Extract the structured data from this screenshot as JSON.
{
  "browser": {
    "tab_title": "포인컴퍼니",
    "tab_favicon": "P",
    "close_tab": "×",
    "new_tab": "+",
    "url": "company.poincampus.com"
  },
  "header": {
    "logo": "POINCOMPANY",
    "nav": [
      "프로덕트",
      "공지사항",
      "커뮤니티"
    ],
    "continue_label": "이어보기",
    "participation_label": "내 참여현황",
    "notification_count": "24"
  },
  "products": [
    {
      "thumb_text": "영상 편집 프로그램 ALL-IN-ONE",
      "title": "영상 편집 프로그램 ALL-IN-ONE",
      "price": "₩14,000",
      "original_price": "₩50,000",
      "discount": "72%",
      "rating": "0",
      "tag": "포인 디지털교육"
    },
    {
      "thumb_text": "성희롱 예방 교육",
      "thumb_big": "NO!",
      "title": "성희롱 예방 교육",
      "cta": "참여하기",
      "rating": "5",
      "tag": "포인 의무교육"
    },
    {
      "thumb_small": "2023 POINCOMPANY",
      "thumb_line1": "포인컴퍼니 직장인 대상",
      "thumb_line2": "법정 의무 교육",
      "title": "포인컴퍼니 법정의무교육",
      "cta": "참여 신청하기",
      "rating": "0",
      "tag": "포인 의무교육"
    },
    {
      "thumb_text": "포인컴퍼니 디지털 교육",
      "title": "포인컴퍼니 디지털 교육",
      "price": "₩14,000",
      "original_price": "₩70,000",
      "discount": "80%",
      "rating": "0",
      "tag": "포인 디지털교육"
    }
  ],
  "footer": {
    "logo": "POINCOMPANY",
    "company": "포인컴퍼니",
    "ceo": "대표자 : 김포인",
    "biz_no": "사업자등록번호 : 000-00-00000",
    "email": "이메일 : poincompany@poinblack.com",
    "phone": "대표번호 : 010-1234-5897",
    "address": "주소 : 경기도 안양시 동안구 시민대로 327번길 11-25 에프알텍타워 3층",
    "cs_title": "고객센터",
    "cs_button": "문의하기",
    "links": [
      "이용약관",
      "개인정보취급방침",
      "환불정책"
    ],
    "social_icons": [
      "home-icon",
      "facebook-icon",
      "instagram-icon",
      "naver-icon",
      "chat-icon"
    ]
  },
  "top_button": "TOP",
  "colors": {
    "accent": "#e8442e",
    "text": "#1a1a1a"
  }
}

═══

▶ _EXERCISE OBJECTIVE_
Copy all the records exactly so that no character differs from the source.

▶ _EXERCISE RESULT_
Extract the structured data from this screenshot as JSON.
{
  "browser": {
    "tab_title": "포인컴퍼니",
    "tab_favicon": "P",
    "close_tab": "×",
    "new_tab": "+",
    "url": "company.poincampus.com"
  },
  "header": {
    "logo": "POINCOMPANY",
    "nav": [
      "프로덕트",
      "공지사항",
      "커뮤니티"
    ],
    "continue_label": "이어보기",
    "participation_label": "내 참여현황",
    "notification_count": "24"
  },
  "products": [
    {
      "thumb_text": "영상 편집 프로그램 ALL-IN-ONE",
      "title": "영상 편집 프로그램 ALL-IN-ONE",
      "price": "₩14,000",
      "original_price": "₩50,000",
      "discount": "72%",
      "rating": "0",
      "tag": "포인 디지털교육"
    },
    {
      "thumb_text": "성희롱 예방 교육",
      "thumb_big": "NO!",
      "title": "성희롱 예방 교육",
      "cta": "참여하기",
      "rating": "5",
      "tag": "포인 의무교육"
    },
    {
      "thumb_small": "2023 POINCOMPANY",
      "thumb_line1": "포인컴퍼니 직장인 대상",
      "thumb_line2": "법정 의무 교육",
      "title": "포인컴퍼니 법정의무교육",
      "cta": "참여 신청하기",
      "rating": "0",
      "tag": "포인 의무교육"
    },
    {
      "thumb_text": "포인컴퍼니 디지털 교육",
      "title": "포인컴퍼니 디지털 교육",
      "price": "₩14,000",
      "original_price": "₩70,000",
      "discount": "80%",
      "rating": "0",
      "tag": "포인 디지털교육"
    }
  ],
  "footer": {
    "logo": "POINCOMPANY",
    "company": "포인컴퍼니",
    "ceo": "대표자 : 김포인",
    "biz_no": "사업자등록번호 : 000-00-00000",
    "email": "이메일 : poincompany@poinblack.com",
    "phone": "대표번호 : 010-1234-5897",
    "address": "주소 : 경기도 안양시 동안구 시민대로 327번길 11-25 에프알텍타워 3층",
    "cs_title": "고객센터",
    "cs_button": "문의하기",
    "links": [
      "이용약관",
      "개인정보취급방침",
      "환불정책"
    ],
    "social_icons": [
      "home-icon",
      "facebook-icon",
      "instagram-icon",
      "naver-icon",
      "chat-icon"
    ]
  },
  "top_button": "TOP",
  "colors": {
    "accent": "#e8442e",
    "text": "#1a1a1a"
  }
}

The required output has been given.